SAN ANTONIO -- Spurs guard Manu Ginobili stepped outside the team's locker room 15 minutes before tipoff of Wednesday's 97-81 win over the Detroit Pistons and declared that doctors have cleared him to return to action after his recovery from testicular surgery.
Ginobili, who has missed 11 games so far, couldn't provide a firm timetable for his return, but he expects to hit the court again sometime next week, saying, "I'm pretty sure that it will happen."
"Bottom line: very unfortunate situation [and] play," he said. "Got hurt badly, and nobody expected anything like that. I had to sit for a month. It was very painful. The first week was very tough.
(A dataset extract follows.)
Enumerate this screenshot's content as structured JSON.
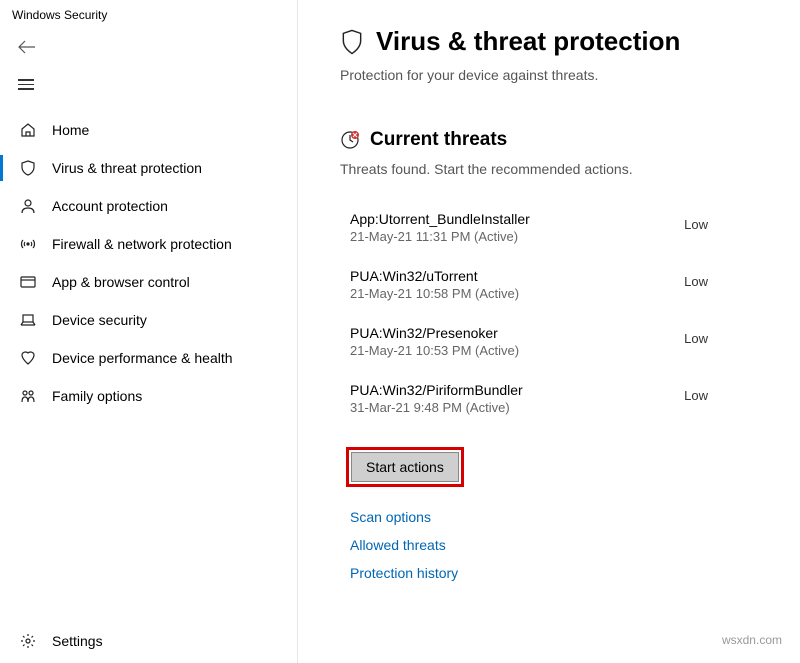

But after that, I started to get better.
"It was not much experience on this because it never happened before in the franchise. The doctor never had an athlete [suffer such an injury]. So we were just figuring it out. But a few days ago, he told me I was clear to do whatever I wanted to do as long as I don't feel pain or discomfort afterward. I'm progressing great. I practiced a little bit. I'm feeling good. I've been lifting, conditioning. I'm ready to play."
Ginobili participated in workouts with the team on Sunday and Monday. During the portion of the session open to the media, he didn't appear to be slowed by any lingering discomfort. Ginobili admitted that although he's been lifting, conditioning and practicing, his workout sessions haven't featured the same physicality he would experience in real games.
Most of the on-court work performed by Ginobili has been with the team's video staff, which "tried to push me around a little bit," he said.
The return of Ginobili should help fortify a Spurs team that clinched its 19th straight trip to the postseason on Wednesday.
Ginobili vowed that once he returns, he will play with the same reckless abandon that has cemented his reputation around the league for more than 14 seasons.
"I'm not hesitating, I'm not in doubt, I'm not afraid," he said.
Ginobili suffered the testicular injury with 2:26 left to play in a Feb. 3 win over the New Orleans Pelicans, and the Spurs declared him out for at least a month after he underwent surgery. He suffered the injury when Ryan Anderson's right knee caught him squarely in the groin area just as he turned toward Anderson.
Ginobili collapsed to the floor and fell back down again multiple times as team trainers tried to assist him to the locker room.
"Usually when that happens, it hurts for a little bit. And then after three minutes, you're back at it," Ginobili said. "It was three minutes, five minutes, 10 minutes, 20 minutes, an hour, an hour and a half, and I was still in the same level of pain. So when we got to the clinic, once we did an MRI, [the doctors said], 'We need the surgery, and it's got to be right now.' When they told me it was going to take a month or a month and a half, unbelievable. It was a very unfortunate situation. It was a perfect storm for this type of thing."
Ginobili said he is pain free, but said he will wear a protective cup probably for the rest of the season. Ginobili also mentioned that initially after the injury he wasn't thinking about returning to the lineup.
"I thought if I don't play, I don't care. I just want to heal," he said. "I want to feel good. So the first week, coming back to play wasn't a priority. When you have a health problem, and I don't want to be dramatic, but I was struggling. I just wanted to get healthy, get well."
A 14-year veteran, Ginobili contemplated retirement before the start of the season. Before suffering the injury, he was putting together somewhat of a resurgent season. Ginobili is averaging 10 points, 3.3 assists, 3 rebounds, and 1.1 steals per game.
Despite Ginobili taking part Monday in San Antonio's workout at the team facility, Spurs coach Gregg Popovich said Ginobili won't participate in the club's back-to-back set against Detroit and New Orleans.
Point guard Tony Parker said he was shocked by how well Ginobili moved around during Monday's practice, just after the team returned from its eight-game rodeo road trip.
"When I got back, I was surprised," Parker said. "Everybody was saying like six weeks, maybe longer. Now it looks like he can be back like next week. I don't know what they're going to decide. With Pop, you never know. He likes to be on the safe side. So we'll see. But that's great news. He's looking good. He practiced with us today, and he was looking good."
Ginobili ranked this latest injury as "top-top" in terms of the worst he's experienced in the NBA, but he refused to call himself unlucky after a summer in which he pondered retirement only to return to endure such a freak injury.
"The truth is that for the first four months [of the season], I was having a blast," Ginobili said. "I was having a great time. So if I consider myself unlucky for a play like that, I would be a compete idiot. I'm a very lucky man. I've been here for 15 years, winning championships, doing what I like doing with great people. So I can take something like that, and I'll be fine."